The number of prescription errors discovered because of a medication mix-up at the Kitty Hawk satellite pharmacy at Wright-Patterson jumped to seven as of Friday, a base spokesman said.
As of Thursday, base officials had said only one prescription error had been found. Each of the errors were a mixture of a muscle relaxant and acetaminophen, or Tylenol, base spokesman Daryl Mayer said.
“Those seven instances are the only instances we know of where the patients were given the wrong medication,” he said.
The search for prescription mix-ups has been narrowed to 1,273 potentially affected patients who had 2,143 prescription orders refilled between April 23 to April 29 at the Kitty Hawk Pharmacy, Mayer said.
Base officials were still asking those who had an oral medication refilled at that pharmacy between those dates to contact the Wright-Patterson Medical Center.

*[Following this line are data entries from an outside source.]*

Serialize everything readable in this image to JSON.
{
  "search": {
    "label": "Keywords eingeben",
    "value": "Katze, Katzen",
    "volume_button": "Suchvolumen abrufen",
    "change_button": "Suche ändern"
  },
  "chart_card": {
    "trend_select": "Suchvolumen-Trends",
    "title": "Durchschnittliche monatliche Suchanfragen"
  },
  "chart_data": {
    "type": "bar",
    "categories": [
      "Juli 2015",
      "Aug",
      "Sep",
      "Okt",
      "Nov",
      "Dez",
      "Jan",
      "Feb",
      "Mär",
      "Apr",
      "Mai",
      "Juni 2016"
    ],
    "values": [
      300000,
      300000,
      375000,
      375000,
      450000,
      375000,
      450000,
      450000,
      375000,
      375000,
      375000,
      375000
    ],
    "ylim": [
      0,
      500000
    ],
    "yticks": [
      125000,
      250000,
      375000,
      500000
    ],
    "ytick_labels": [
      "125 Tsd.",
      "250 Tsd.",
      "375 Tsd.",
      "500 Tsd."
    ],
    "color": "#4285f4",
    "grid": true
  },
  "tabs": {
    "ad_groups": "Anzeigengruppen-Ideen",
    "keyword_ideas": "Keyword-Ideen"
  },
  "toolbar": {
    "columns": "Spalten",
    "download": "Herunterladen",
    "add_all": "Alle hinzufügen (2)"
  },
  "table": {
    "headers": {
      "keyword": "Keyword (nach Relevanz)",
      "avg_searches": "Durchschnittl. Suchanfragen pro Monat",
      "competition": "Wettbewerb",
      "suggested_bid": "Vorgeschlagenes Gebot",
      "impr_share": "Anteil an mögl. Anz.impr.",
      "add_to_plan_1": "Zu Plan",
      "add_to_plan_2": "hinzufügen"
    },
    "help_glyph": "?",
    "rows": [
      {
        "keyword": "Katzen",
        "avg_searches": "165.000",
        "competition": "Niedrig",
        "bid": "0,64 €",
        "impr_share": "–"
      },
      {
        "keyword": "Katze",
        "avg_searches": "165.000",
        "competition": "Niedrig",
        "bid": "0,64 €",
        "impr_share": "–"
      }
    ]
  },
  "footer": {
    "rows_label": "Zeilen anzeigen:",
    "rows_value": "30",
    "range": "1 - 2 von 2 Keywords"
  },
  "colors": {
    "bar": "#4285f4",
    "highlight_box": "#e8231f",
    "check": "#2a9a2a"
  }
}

As of Friday afternoon, 277 patients who had a total of more than 500 prescriptions were checked. “If they had pills they need to check it regardless of what pills it was,” Mayer said.
Medical Center personnel will be making telephone calls over the weekend to patients who have not contacted the center, he said.
Pharmacy workers discovered additional medications in an automated system process had mixed medications, but the problem was discovered before the refilled orders were distributed to patients, Mayer said. He did not have an exact number of how many or what kinds of medications that included.
Medical authorities have eliminated patients who had orders refilled for powders, syrups, topical creams, controlled medications and narcotics, officials said. The Kitty Hawk Pharmacy refills about 1,000 prescriptions per day.
A patient who contacted the pharmacy about a prescription error with a muscle relaxant mixed in a bottle with acetaminophen pills sparked warnings from base officials late Tuesday after the discovery. Medical Center personnel contacted other patients who had similar prescriptions and found the additional errors, Mayer said.
A Dayton VA Medical Center pharmacist will temporarily assist the staff at the Kitty Hawk Pharmacy during an ongoing investigation, according to Col. Stephen Higgins, commander of the 88th Medical Group at theMedical Center.
Air Force Medical Operations Agency officials will be on site Monday to investigate what may have gone wrong with an automated, or robotic prescription refilling process, and have not ruled out human error, officials said. Until an answer is known, the Kitty Hawk Pharmacy staff has been refilling prescriptions by hand, officials said.
The automated equipment has regularly scheduled maintenance every six months, most recently last week, a base medical official has said.
The Medical Center has set up a hotline at 937-257-9022 to answer questions or concerns between 6:30 a.m. to 7 p.m. daily. Patients may have their medications checked for accuracy at the Medical Center’s main information desk between 6:30 a.m. to 7 p.m.
“We want to make sure we have the opportunity to check every single one,” Mayer said.
The Ohio State Board of Pharmacy does not have jurisdiction over a federal pharmacy as it does a civilian pharmacy, a board spokesman has said.
However, Wright-Patterson medical pharmacy operations, including the Kitty Hawk Pharmacy, were last inspected two years ago by the Air Force Inspector General and The Joint Commission for hospitals, a national accrediting agency, according to Larine Barr, an Air Force Surgeon General spokeswoman.
The base pharmacies met or exceeded compliance requirements, Barr said in an email. Air Force pharmacies are inspected once every three years.